Launch of new sexual reproductive health campaign: In a bid to involve the youth in addressing the challenges related to their sexual reproductive health, a campaign dubbed ‘Innovation Accelerator’ was launched. The campaign, which is expected to run up to January 23, 2017, calls for young innovators and entrepreneurs between the ages of 18-30 to submit their business proposals in response to the challenge of “access to quality sexual and reproductive information and services for young people”. It is expected to serve as a working hub for young people to think critically and creatively about issues related to sexual and reproductive health.
- Dr Diane Gashumba, who formerly the Minister for Gender and Family Promotion, was named the new health minister. She replaced Dr Agnès Binagwaho.

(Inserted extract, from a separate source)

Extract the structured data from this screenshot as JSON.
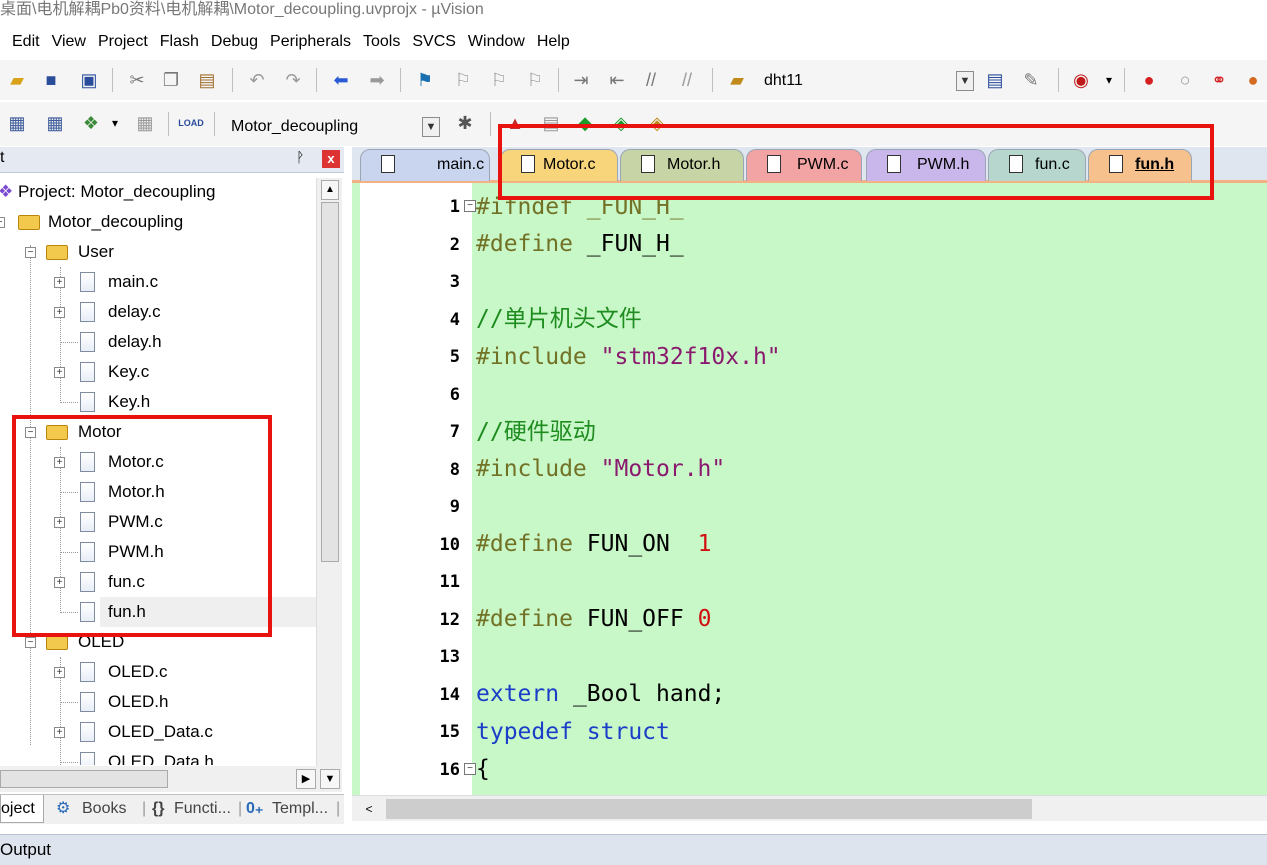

- King Faisal Hospital has received the third accreditation from the Council for Health Services Accreditation of South Africa (COHSASA), a healthcare accrediting body. The accreditation is given to a health facility that provides health services in compliance with national and international standards of quality health services. The accreditation will be valid until September, 2019.
- An estimated 120,000 children and mothers from vulnerable families are expected to start enjoying free nutritious foods this festive season once a fortified foods factory starts production, according to officials. The factory, that is near completion, is located in the Kigali Special Economic Zone in Gasabo District. It is a joint venture between the Government of Rwanda and Africa Improved Foods, a global foods manufacturer with a local franchise.